but i have something to post.
two years ago today i drove from columbus to nashville, smoking my last cigarettes the whole way. on the 8th i started in buffalo, but i broke down just south of columbus. that night i had a root beer float for dinner and checked into a smoking room at the best western. i walked to the bp across the street and bought a pack of camel lights. then i rolled up my jeans and walked down to the pool. as i let my feet turn pruny, i thought about my car down at the garage/bait and tackle shop. my computer monitor was in the front seat, and everything else i could fit into a 1997 mercury tracer was crammed anywhere it would fit.
i went back to my room and chain-smoked and drank grape soda all night. i knew i was smoking my last. i knew i would change forever when i came to nashville. i could hear the page turning.
the morning of the 9th, i woke up and walked across the street to bob evans. i pushed eggs and pancakes around my plate, and devoured bacon and coffee. and coffee. and coffee. and then i got a cup of coffee to go and walked to the bait and tackle shop to pick up my new alternator. i got to know the cat while i waited for my credit card to go through, and i read every word on the racks of fishing lures to keep from talking to the proprietor.
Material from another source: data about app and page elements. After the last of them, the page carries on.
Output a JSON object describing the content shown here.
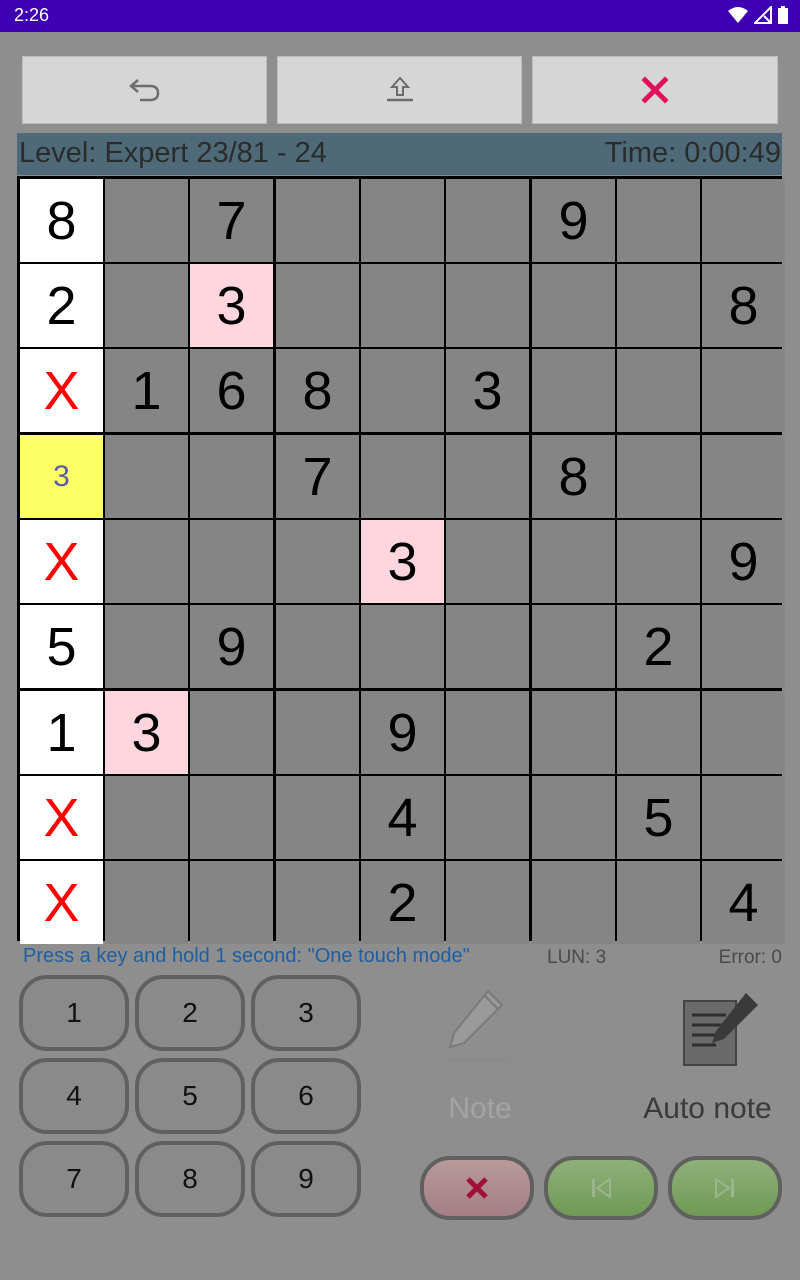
{
  "status_bar": {
    "time": "2:26"
  },
  "toolbar": {
    "undo_icon": "undo-arrow-icon",
    "share_icon": "upload-icon",
    "close_icon": "close-x-icon",
    "close_color": "#e0105a"
  },
  "info": {
    "level": "Level: Expert 23/81 - 24",
    "time": "Time: 0:00:49"
  },
  "board": {
    "rows": [
      [
        "8",
        "",
        "7",
        "",
        "",
        "",
        "9",
        "",
        ""
      ],
      [
        "2",
        "",
        "3",
        "",
        "",
        "",
        "",
        "",
        "8"
      ],
      [
        "X",
        "1",
        "6",
        "8",
        "",
        "3",
        "",
        "",
        ""
      ],
      [
        "3",
        "",
        "",
        "7",
        "",
        "",
        "8",
        "",
        ""
      ],
      [
        "X",
        "",
        "",
        "",
        "3",
        "",
        "",
        "",
        "9"
      ],
      [
        "5",
        "",
        "9",
        "",
        "",
        "",
        "",
        "2",
        ""
      ],
      [
        "1",
        "3",
        "",
        "",
        "9",
        "",
        "",
        "",
        ""
      ],
      [
        "X",
        "",
        "",
        "",
        "4",
        "",
        "",
        "5",
        ""
      ],
      [
        "X",
        "",
        "",
        "",
        "2",
        "",
        "",
        "",
        "4"
      ]
    ],
    "highlights": {
      "white_column": 0,
      "pink_cells": [
        [
          1,
          2
        ],
        [
          4,
          4
        ],
        [
          6,
          1
        ]
      ],
      "yellow_cells": [
        [
          3,
          0
        ]
      ]
    },
    "colors": {
      "cell": "#858585",
      "white": "#ffffff",
      "pink": "#ffd6de",
      "yellow": "#ffff66",
      "x": "#ff0000"
    }
  },
  "hint": {
    "text": "Press a key and hold 1 second: \"One touch mode\"",
    "lun": "LUN: 3",
    "error": "Error: 0"
  },
  "keypad": [
    "1",
    "2",
    "3",
    "4",
    "5",
    "6",
    "7",
    "8",
    "9"
  ],
  "note": {
    "label": "Note",
    "icon": "pencil-icon"
  },
  "auto_note": {
    "label": "Auto note",
    "icon": "notepad-pencil-icon"
  },
  "bottom_buttons": {
    "clear_icon": "clear-x-icon",
    "prev_icon": "skip-previous-icon",
    "next_icon": "skip-next-icon"
  }
}
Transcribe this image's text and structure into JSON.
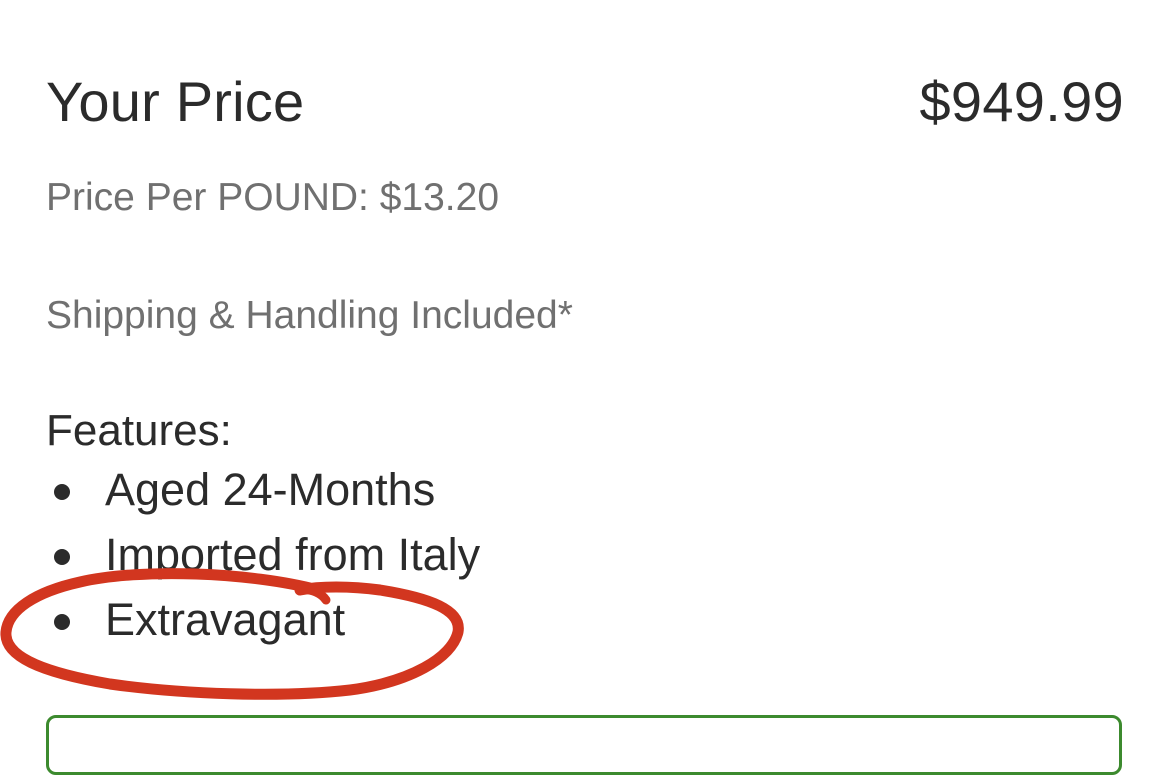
{
  "price": {
    "label": "Your Price",
    "value": "$949.99"
  },
  "unit_price": "Price Per POUND: $13.20",
  "shipping_note": "Shipping & Handling Included*",
  "features": {
    "heading": "Features:",
    "items": [
      "Aged 24-Months",
      "Imported from Italy",
      "Extravagant"
    ]
  },
  "colors": {
    "primary_text": "#2b2b2b",
    "secondary_text": "#707070",
    "annotation_red": "#d2361f",
    "box_border_green": "#3c8a2e"
  }
}
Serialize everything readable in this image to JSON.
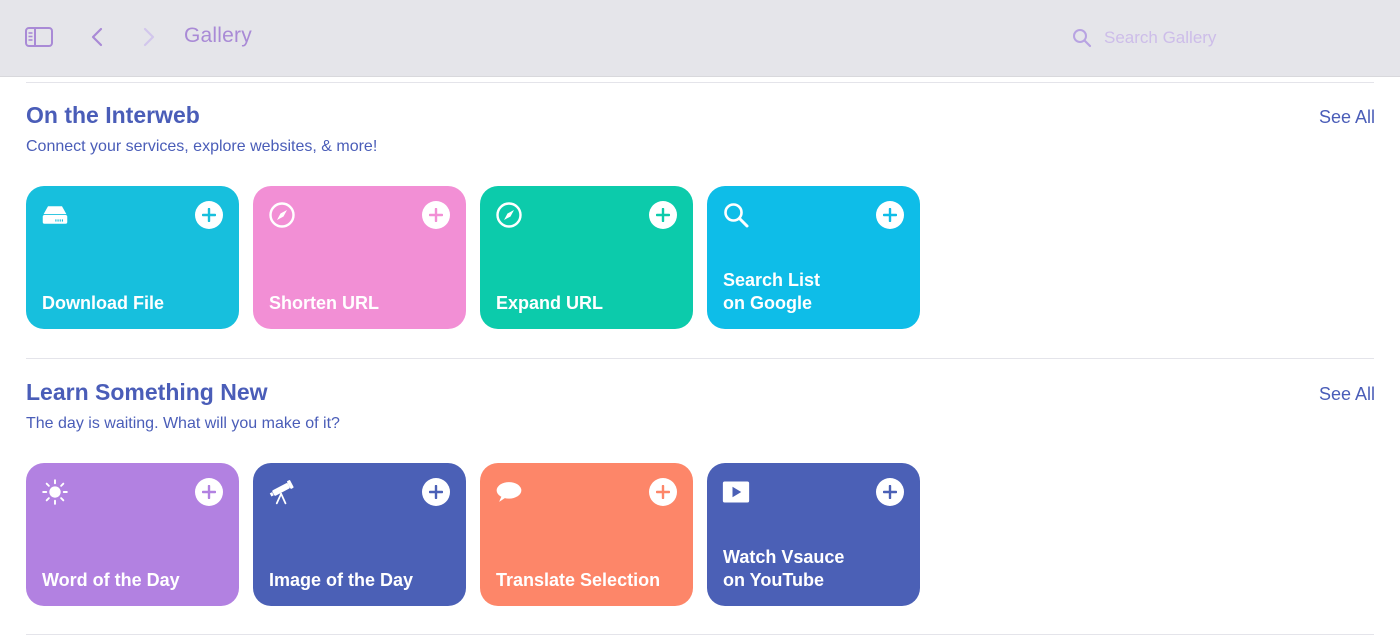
{
  "toolbar": {
    "title": "Gallery",
    "search_placeholder": "Search Gallery"
  },
  "sections": [
    {
      "title": "On the Interweb",
      "subtitle": "Connect your services, explore websites, & more!",
      "see_all": "See All",
      "cards": [
        {
          "label": "Download File",
          "color": "#17bfdd",
          "icon": "download-drive-icon"
        },
        {
          "label": "Shorten URL",
          "color": "#f28fd5",
          "icon": "compass-icon"
        },
        {
          "label": "Expand URL",
          "color": "#0ccbab",
          "icon": "compass-icon"
        },
        {
          "label": "Search List\non Google",
          "color": "#0ebde8",
          "icon": "search-icon"
        }
      ]
    },
    {
      "title": "Learn Something New",
      "subtitle": "The day is waiting. What will you make of it?",
      "see_all": "See All",
      "cards": [
        {
          "label": "Word of the Day",
          "color": "#b281e1",
          "icon": "sun-icon"
        },
        {
          "label": "Image of the Day",
          "color": "#4b60b6",
          "icon": "telescope-icon"
        },
        {
          "label": "Translate Selection",
          "color": "#fd8669",
          "icon": "speech-bubble-icon"
        },
        {
          "label": "Watch Vsauce\non YouTube",
          "color": "#4b60b6",
          "icon": "play-icon"
        }
      ]
    }
  ]
}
it took me about 6 hours to get to nashville. i pulled in and katie’s sister amanda helped me move my things from the car to my room. my room was light wood and white sheets and a pastel quilt. a window overlooking a little gully. loud birds. loud bass in the apartment below. loud, early-rising, elephant-footed children in the apartment above.
i cried a lot when i first came here. i cried in my car, i cried in church, i cried when i talked to katie, i cried when i did the dishes, i cried when i looked in the mirror. i was changing.
two years later, and i don’t even know that girl.
i remember sitting down with all of my poems and stories and essays and watercolor paintings and charcoal drawings in that first apartment with katie and amanda and not knowing what to do. i couldn’t paint. i couldn’t write. nothing came. i was raw and terrified. i pulled out my three-inch stack of printouts and rip-outs and blue marker poems written to my old neighbor and i read. i read myself over and over again and i wanted me back. i thought i wouldn’t ever create things again. i thought i was looking at the best of my life, and i had a bland future in store.
i had no idea.